Nicotine is a highly addictive poison that has had many uses. Over time nicotine has been many things, a medicine, a pesticide, and a stimulant, but is nicotine a carcinogen?
While the debate has ended about whether or not cigarettes cause cancer, some doubt still exists that nicotine itself causes the disease. The tar in cigarettes, which includes the more than 3,000 chemicals in the smoke itself, has been linked to the increased risk of lung cancers in smokers. It is also known that using chewing tobacco and snuff increases the risk of cancers of the mouth and throat. But with so many chemicals to sort out and differences in the method of ingestion, it is difficult for researchers to isolate the effects of just one chemical in all applications.
Nicotine itself has not been giving a cancer rating, and it has not been analyzed as a carcinogen in its pure form. Although researchers call it the most biologically active ingredient in tobacco smoke and chewing tobacco, nicotine itself, according to research, does not cause the cell mutations. But in a report published in Toxicological Sciences by the Oxford Journals says that, “nicotine is converted, during the production of cigarettes and chewing tobacco, to(emphasis added) two highly mutagenic nitrosamines,” or chemicals that are responsible for mutating DNA. The same report also describes nicotine as a creator of free radicals, the components that create cell damage.
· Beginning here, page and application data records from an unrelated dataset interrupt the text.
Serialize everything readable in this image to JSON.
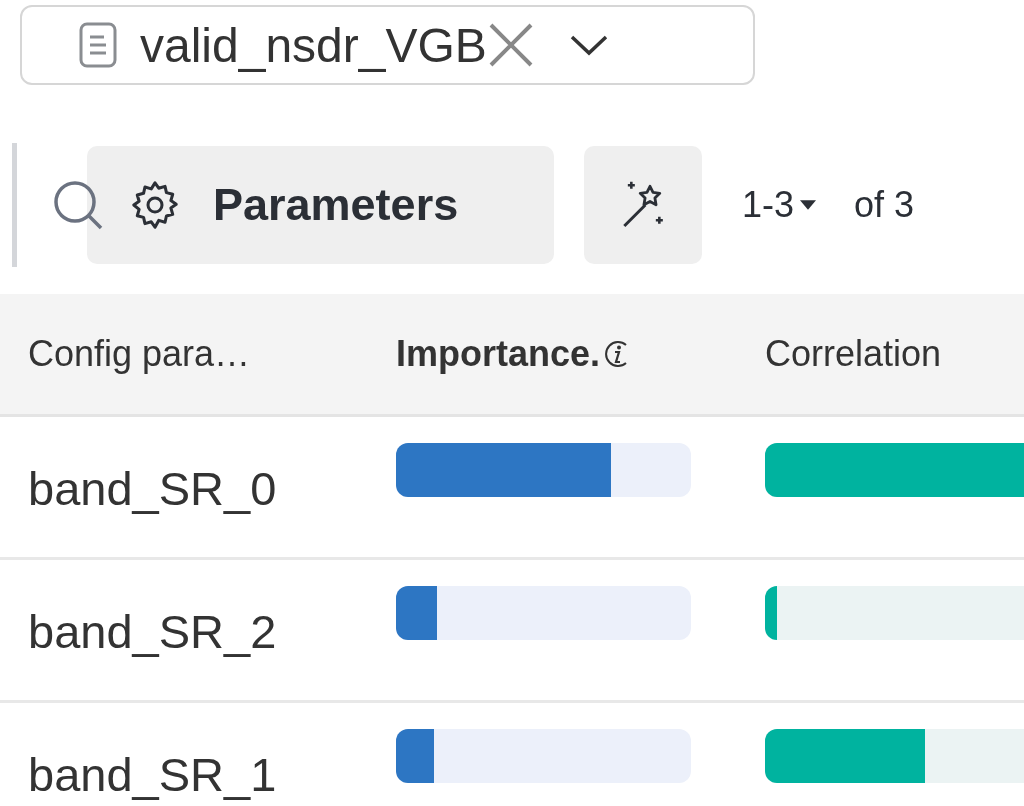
{
  "run_selector": {
    "value": "valid_nsdr_VGB"
  },
  "toolbar": {
    "button": "Parameters",
    "pagination": "1-3",
    "total": "of 3"
  },
  "table": {
    "columns": [
      "Config para…",
      "Importance.",
      "Correlation"
    ],
    "rows": [
      {
        "name": "band_SR_0",
        "importance": {
          "level": 0.73
        },
        "correlation": {
          "level": 0.66
        }
      },
      {
        "name": "band_SR_2",
        "importance": {
          "level": 0.14
        },
        "correlation": {
          "level": 0.03
        }
      },
      {
        "name": "band_SR_1",
        "importance": {
          "level": 0.13
        },
        "correlation": {
          "level": 0.4
        }
      }
    ]
  }
}
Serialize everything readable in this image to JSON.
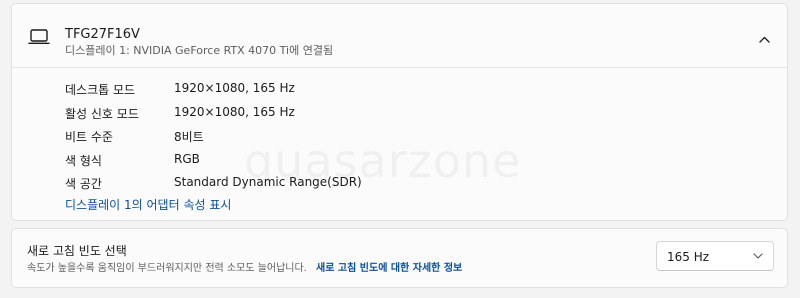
{
  "display": {
    "monitor_name": "TFG27F16V",
    "connection": "디스플레이 1: NVIDIA GeForce RTX 4070 Ti에 연결됨",
    "monitor_icon": "monitor-icon",
    "collapse_icon": "chevron-up-icon",
    "info": [
      {
        "label": "데스크톱 모드",
        "value": "1920×1080, 165 Hz"
      },
      {
        "label": "활성 신호 모드",
        "value": "1920×1080, 165 Hz"
      },
      {
        "label": "비트 수준",
        "value": "8비트"
      },
      {
        "label": "색 형식",
        "value": "RGB"
      },
      {
        "label": "색 공간",
        "value": "Standard Dynamic Range(SDR)"
      }
    ],
    "adapter_link": "디스플레이 1의 어댑터 속성 표시"
  },
  "refresh": {
    "title": "새로 고침 빈도 선택",
    "description": "속도가 높을수록 움직임이 부드러워지지만 전력 소모도 늘어납니다.",
    "more_link": "새로 고침 빈도에 대한 자세한 정보",
    "selected": "165 Hz",
    "dropdown_icon": "chevron-down-icon"
  },
  "watermark": "quasarzone",
  "colors": {
    "link": "#0a4f9c",
    "card": "#fbfbfb",
    "background": "#f3f3f3"
  }
}
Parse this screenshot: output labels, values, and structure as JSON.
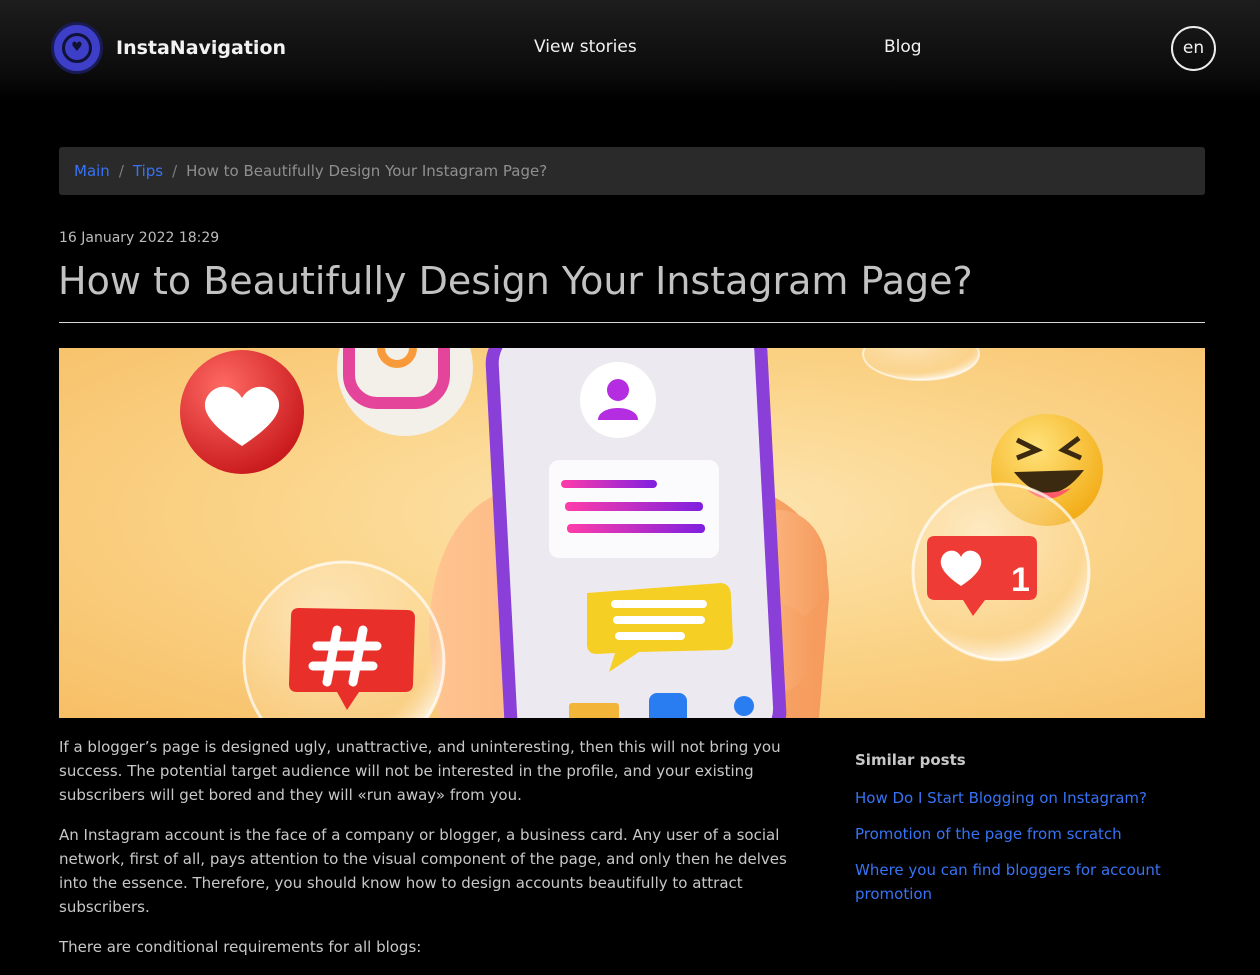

While general knowledge says that a chemical has to have mutative effects to be carcinogenic, research shows that nicotine also slows down apoptosis, which is one way the body cleans up potentially cancerous and damaged cells. Although it may be inconclusive that nicotine itself causes damage to DNA, it is clear from current research that it is indirectly responsible for cell damage, and then inhibits the body from cleaning up that cell damage.
While it may be disconcerting to know that pure nicotine may be indirectly related to cancer, but it should be downright scary to know it can kill you. In its pure form it can kill an adult by simply pouring nicotine liquid on the skin. It is readily absorbed through the pores, and as little as 40 milligrams is enough to kill an adult. Some new devices that use nicotine in its pure form are calling themselves safer than cigarettes. This research, and research to follow, may prove just the opposite.
Wikimedia. No endorsement implied. For license information visit: